Provided information section start
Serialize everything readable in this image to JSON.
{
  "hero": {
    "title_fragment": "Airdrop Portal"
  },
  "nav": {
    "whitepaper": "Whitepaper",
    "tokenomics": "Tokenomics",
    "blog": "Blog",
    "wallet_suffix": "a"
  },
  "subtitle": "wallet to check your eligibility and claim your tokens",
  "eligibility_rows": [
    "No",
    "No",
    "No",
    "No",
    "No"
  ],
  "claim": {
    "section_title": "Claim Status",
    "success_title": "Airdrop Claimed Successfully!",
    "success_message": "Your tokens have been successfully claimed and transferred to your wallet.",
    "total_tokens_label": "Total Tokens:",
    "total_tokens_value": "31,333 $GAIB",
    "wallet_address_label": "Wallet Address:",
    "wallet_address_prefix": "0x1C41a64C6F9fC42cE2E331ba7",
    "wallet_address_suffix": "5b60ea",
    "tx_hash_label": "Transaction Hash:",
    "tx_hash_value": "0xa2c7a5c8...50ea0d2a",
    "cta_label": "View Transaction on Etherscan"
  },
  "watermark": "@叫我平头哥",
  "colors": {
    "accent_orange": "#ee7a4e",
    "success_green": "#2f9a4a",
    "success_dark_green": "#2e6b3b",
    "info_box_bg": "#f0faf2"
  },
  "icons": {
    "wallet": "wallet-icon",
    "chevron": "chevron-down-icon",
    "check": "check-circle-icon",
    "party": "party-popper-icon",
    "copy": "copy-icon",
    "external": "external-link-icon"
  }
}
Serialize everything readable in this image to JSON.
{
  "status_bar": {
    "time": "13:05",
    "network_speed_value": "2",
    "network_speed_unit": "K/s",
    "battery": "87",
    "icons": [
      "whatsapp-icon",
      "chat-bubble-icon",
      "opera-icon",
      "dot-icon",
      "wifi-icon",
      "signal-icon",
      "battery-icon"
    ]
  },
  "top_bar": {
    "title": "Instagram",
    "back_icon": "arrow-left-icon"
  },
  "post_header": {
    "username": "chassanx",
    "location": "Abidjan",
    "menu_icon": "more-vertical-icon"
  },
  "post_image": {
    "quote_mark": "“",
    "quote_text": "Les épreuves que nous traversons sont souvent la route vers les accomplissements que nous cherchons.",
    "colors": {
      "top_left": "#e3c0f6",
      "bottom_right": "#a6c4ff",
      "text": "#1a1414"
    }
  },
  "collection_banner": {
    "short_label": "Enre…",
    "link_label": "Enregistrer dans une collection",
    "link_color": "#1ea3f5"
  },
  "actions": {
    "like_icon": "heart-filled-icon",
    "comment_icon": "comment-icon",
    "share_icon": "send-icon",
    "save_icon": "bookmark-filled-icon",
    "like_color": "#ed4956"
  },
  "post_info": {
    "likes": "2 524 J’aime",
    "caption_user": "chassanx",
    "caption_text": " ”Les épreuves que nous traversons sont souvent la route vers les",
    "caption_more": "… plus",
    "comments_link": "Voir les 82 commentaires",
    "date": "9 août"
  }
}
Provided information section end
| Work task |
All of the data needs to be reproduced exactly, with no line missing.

| Problem solution |
Serialize everything readable in this image to JSON.
{
  "hero": {
    "title_fragment": "Airdrop Portal"
  },
  "nav": {
    "whitepaper": "Whitepaper",
    "tokenomics": "Tokenomics",
    "blog": "Blog",
    "wallet_suffix": "a"
  },
  "subtitle": "wallet to check your eligibility and claim your tokens",
  "eligibility_rows": [
    "No",
    "No",
    "No",
    "No",
    "No"
  ],
  "claim": {
    "section_title": "Claim Status",
    "success_title": "Airdrop Claimed Successfully!",
    "success_message": "Your tokens have been successfully claimed and transferred to your wallet.",
    "total_tokens_label": "Total Tokens:",
    "total_tokens_value": "31,333 $GAIB",
    "wallet_address_label": "Wallet Address:",
    "wallet_address_prefix": "0x1C41a64C6F9fC42cE2E331ba7",
    "wallet_address_suffix": "5b60ea",
    "tx_hash_label": "Transaction Hash:",
    "tx_hash_value": "0xa2c7a5c8...50ea0d2a",
    "cta_label": "View Transaction on Etherscan"
  },
  "watermark": "@叫我平头哥",
  "colors": {
    "accent_orange": "#ee7a4e",
    "success_green": "#2f9a4a",
    "success_dark_green": "#2e6b3b",
    "info_box_bg": "#f0faf2"
  },
  "icons": {
    "wallet": "wallet-icon",
    "chevron": "chevron-down-icon",
    "check": "check-circle-icon",
    "party": "party-popper-icon",
    "copy": "copy-icon",
    "external": "external-link-icon"
  }
}
Serialize everything readable in this image to JSON.
{
  "status_bar": {
    "time": "13:05",
    "network_speed_value": "2",
    "network_speed_unit": "K/s",
    "battery": "87",
    "icons": [
      "whatsapp-icon",
      "chat-bubble-icon",
      "opera-icon",
      "dot-icon",
      "wifi-icon",
      "signal-icon",
      "battery-icon"
    ]
  },
  "top_bar": {
    "title": "Instagram",
    "back_icon": "arrow-left-icon"
  },
  "post_header": {
    "username": "chassanx",
    "location": "Abidjan",
    "menu_icon": "more-vertical-icon"
  },
  "post_image": {
    "quote_mark": "“",
    "quote_text": "Les épreuves que nous traversons sont souvent la route vers les accomplissements que nous cherchons.",
    "colors": {
      "top_left": "#e3c0f6",
      "bottom_right": "#a6c4ff",
      "text": "#1a1414"
    }
  },
  "collection_banner": {
    "short_label": "Enre…",
    "link_label": "Enregistrer dans une collection",
    "link_color": "#1ea3f5"
  },
  "actions": {
    "like_icon": "heart-filled-icon",
    "comment_icon": "comment-icon",
    "share_icon": "send-icon",
    "save_icon": "bookmark-filled-icon",
    "like_color": "#ed4956"
  },
  "post_info": {
    "likes": "2 524 J’aime",
    "caption_user": "chassanx",
    "caption_text": " ”Les épreuves que nous traversons sont souvent la route vers les",
    "caption_more": "… plus",
    "comments_link": "Voir les 82 commentaires",
    "date": "9 août"
  }
}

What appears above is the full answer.